[Work required]:
Each line of the records has to be copied exactly, though the pictures must be left out.

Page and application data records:
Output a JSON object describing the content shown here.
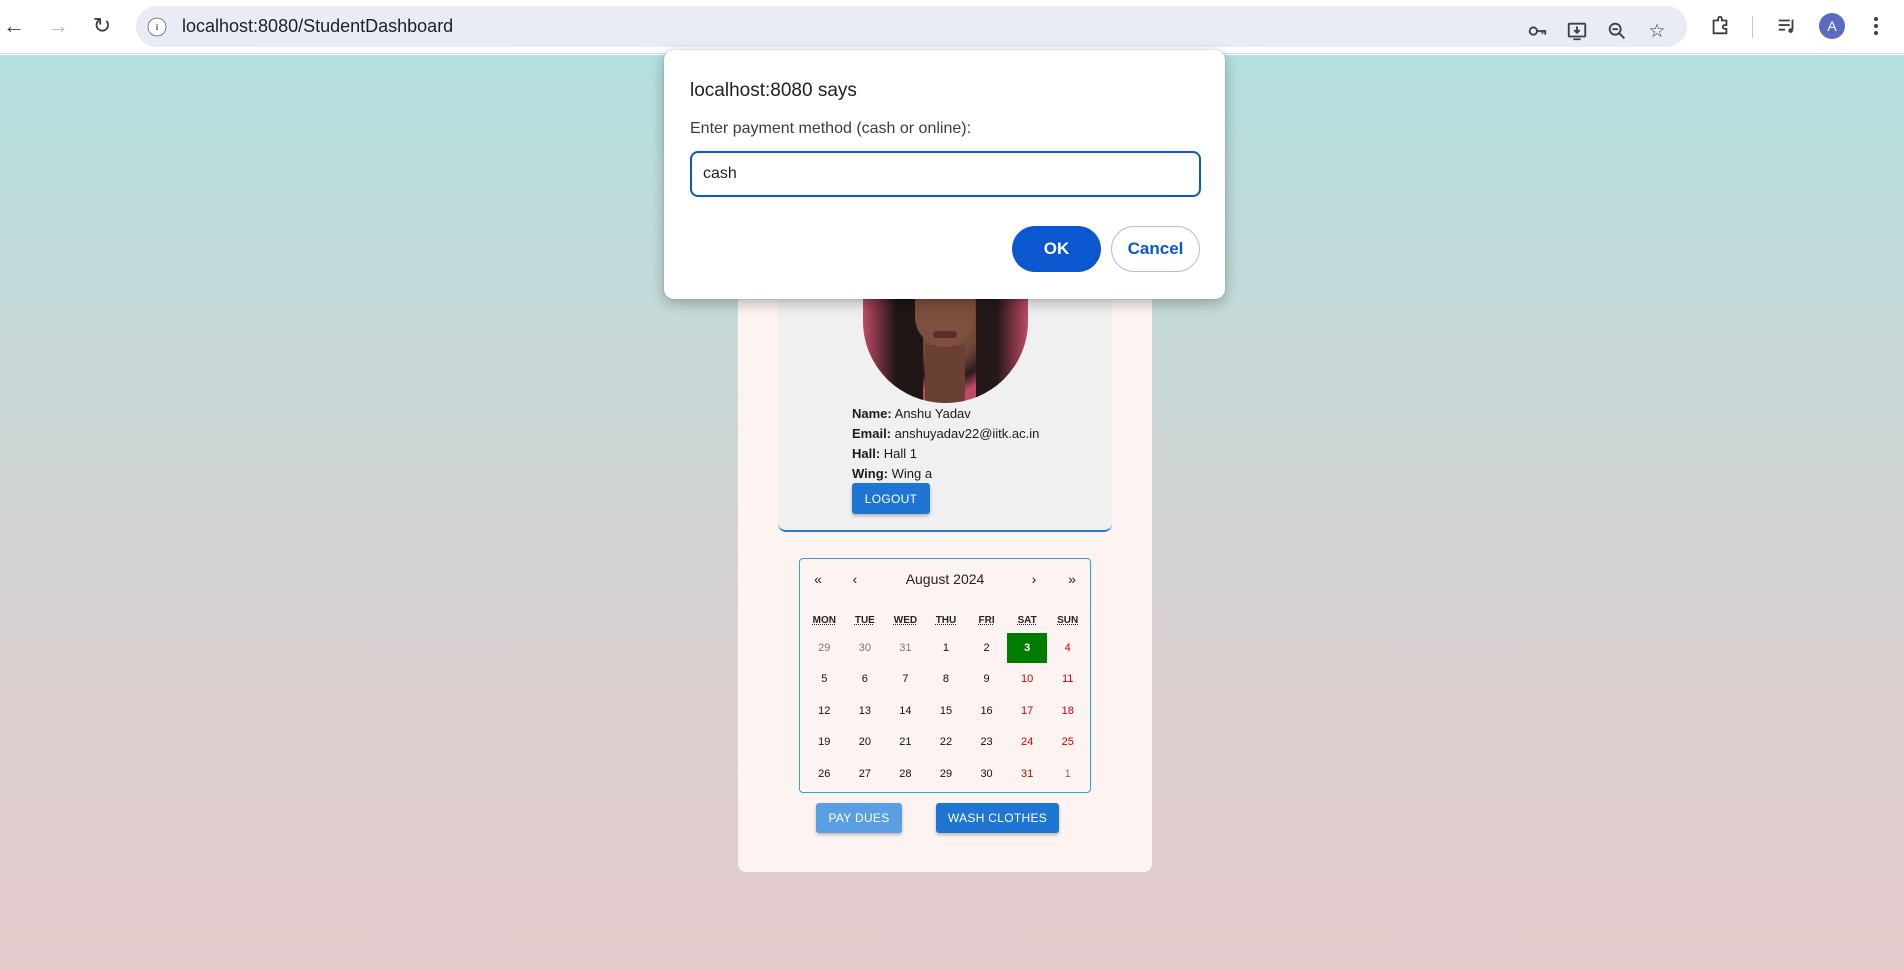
{
  "browser": {
    "url": "localhost:8080/StudentDashboard",
    "back_icon": "arrow-left-icon",
    "forward_icon": "arrow-right-icon",
    "reload_icon": "reload-icon",
    "profile_initial": "A"
  },
  "dialog": {
    "title": "localhost:8080 says",
    "message": "Enter payment method (cash or online):",
    "input_value": "cash",
    "ok_label": "OK",
    "cancel_label": "Cancel"
  },
  "profile": {
    "name_label": "Name:",
    "name_value": "Anshu Yadav",
    "email_label": "Email:",
    "email_value": "anshuyadav22@iitk.ac.in",
    "hall_label": "Hall:",
    "hall_value": "Hall 1",
    "wing_label": "Wing:",
    "wing_value": "Wing a",
    "logout_label": "LOGOUT"
  },
  "calendar": {
    "title": "August 2024",
    "prev_year": "«",
    "prev_month": "‹",
    "next_month": "›",
    "next_year": "»",
    "weekdays": [
      "MON",
      "TUE",
      "WED",
      "THU",
      "FRI",
      "SAT",
      "SUN"
    ],
    "days": [
      {
        "d": "29",
        "type": "other"
      },
      {
        "d": "30",
        "type": "other"
      },
      {
        "d": "31",
        "type": "other"
      },
      {
        "d": "1",
        "type": "normal"
      },
      {
        "d": "2",
        "type": "normal"
      },
      {
        "d": "3",
        "type": "today"
      },
      {
        "d": "4",
        "type": "weekend"
      },
      {
        "d": "5",
        "type": "normal"
      },
      {
        "d": "6",
        "type": "normal"
      },
      {
        "d": "7",
        "type": "normal"
      },
      {
        "d": "8",
        "type": "normal"
      },
      {
        "d": "9",
        "type": "normal"
      },
      {
        "d": "10",
        "type": "weekend"
      },
      {
        "d": "11",
        "type": "weekend"
      },
      {
        "d": "12",
        "type": "normal"
      },
      {
        "d": "13",
        "type": "normal"
      },
      {
        "d": "14",
        "type": "normal"
      },
      {
        "d": "15",
        "type": "normal"
      },
      {
        "d": "16",
        "type": "normal"
      },
      {
        "d": "17",
        "type": "weekend"
      },
      {
        "d": "18",
        "type": "weekend"
      },
      {
        "d": "19",
        "type": "normal"
      },
      {
        "d": "20",
        "type": "normal"
      },
      {
        "d": "21",
        "type": "normal"
      },
      {
        "d": "22",
        "type": "normal"
      },
      {
        "d": "23",
        "type": "normal"
      },
      {
        "d": "24",
        "type": "weekend"
      },
      {
        "d": "25",
        "type": "weekend"
      },
      {
        "d": "26",
        "type": "normal"
      },
      {
        "d": "27",
        "type": "normal"
      },
      {
        "d": "28",
        "type": "normal"
      },
      {
        "d": "29",
        "type": "normal"
      },
      {
        "d": "30",
        "type": "normal"
      },
      {
        "d": "31",
        "type": "weekend"
      },
      {
        "d": "1",
        "type": "other"
      }
    ]
  },
  "actions": {
    "pay_dues_label": "PAY DUES",
    "wash_clothes_label": "WASH CLOTHES"
  },
  "colors": {
    "accent": "#1e76d2",
    "dialog_primary": "#0b57d0",
    "today": "#007c00",
    "weekend": "#d10000"
  }
}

[Response below]:
Output a JSON object describing the content shown here.
{
  "browser": {
    "url": "localhost:8080/StudentDashboard",
    "back_icon": "arrow-left-icon",
    "forward_icon": "arrow-right-icon",
    "reload_icon": "reload-icon",
    "profile_initial": "A"
  },
  "dialog": {
    "title": "localhost:8080 says",
    "message": "Enter payment method (cash or online):",
    "input_value": "cash",
    "ok_label": "OK",
    "cancel_label": "Cancel"
  },
  "profile": {
    "name_label": "Name:",
    "name_value": "Anshu Yadav",
    "email_label": "Email:",
    "email_value": "anshuyadav22@iitk.ac.in",
    "hall_label": "Hall:",
    "hall_value": "Hall 1",
    "wing_label": "Wing:",
    "wing_value": "Wing a",
    "logout_label": "LOGOUT"
  },
  "calendar": {
    "title": "August 2024",
    "prev_year": "«",
    "prev_month": "‹",
    "next_month": "›",
    "next_year": "»",
    "weekdays": [
      "MON",
      "TUE",
      "WED",
      "THU",
      "FRI",
      "SAT",
      "SUN"
    ],
    "days": [
      {
        "d": "29",
        "type": "other"
      },
      {
        "d": "30",
        "type": "other"
      },
      {
        "d": "31",
        "type": "other"
      },
      {
        "d": "1",
        "type": "normal"
      },
      {
        "d": "2",
        "type": "normal"
      },
      {
        "d": "3",
        "type": "today"
      },
      {
        "d": "4",
        "type": "weekend"
      },
      {
        "d": "5",
        "type": "normal"
      },
      {
        "d": "6",
        "type": "normal"
      },
      {
        "d": "7",
        "type": "normal"
      },
      {
        "d": "8",
        "type": "normal"
      },
      {
        "d": "9",
        "type": "normal"
      },
      {
        "d": "10",
        "type": "weekend"
      },
      {
        "d": "11",
        "type": "weekend"
      },
      {
        "d": "12",
        "type": "normal"
      },
      {
        "d": "13",
        "type": "normal"
      },
      {
        "d": "14",
        "type": "normal"
      },
      {
        "d": "15",
        "type": "normal"
      },
      {
        "d": "16",
        "type": "normal"
      },
      {
        "d": "17",
        "type": "weekend"
      },
      {
        "d": "18",
        "type": "weekend"
      },
      {
        "d": "19",
        "type": "normal"
      },
      {
        "d": "20",
        "type": "normal"
      },
      {
        "d": "21",
        "type": "normal"
      },
      {
        "d": "22",
        "type": "normal"
      },
      {
        "d": "23",
        "type": "normal"
      },
      {
        "d": "24",
        "type": "weekend"
      },
      {
        "d": "25",
        "type": "weekend"
      },
      {
        "d": "26",
        "type": "normal"
      },
      {
        "d": "27",
        "type": "normal"
      },
      {
        "d": "28",
        "type": "normal"
      },
      {
        "d": "29",
        "type": "normal"
      },
      {
        "d": "30",
        "type": "normal"
      },
      {
        "d": "31",
        "type": "weekend"
      },
      {
        "d": "1",
        "type": "other"
      }
    ]
  },
  "actions": {
    "pay_dues_label": "PAY DUES",
    "wash_clothes_label": "WASH CLOTHES"
  },
  "colors": {
    "accent": "#1e76d2",
    "dialog_primary": "#0b57d0",
    "today": "#007c00",
    "weekend": "#d10000"
  }
}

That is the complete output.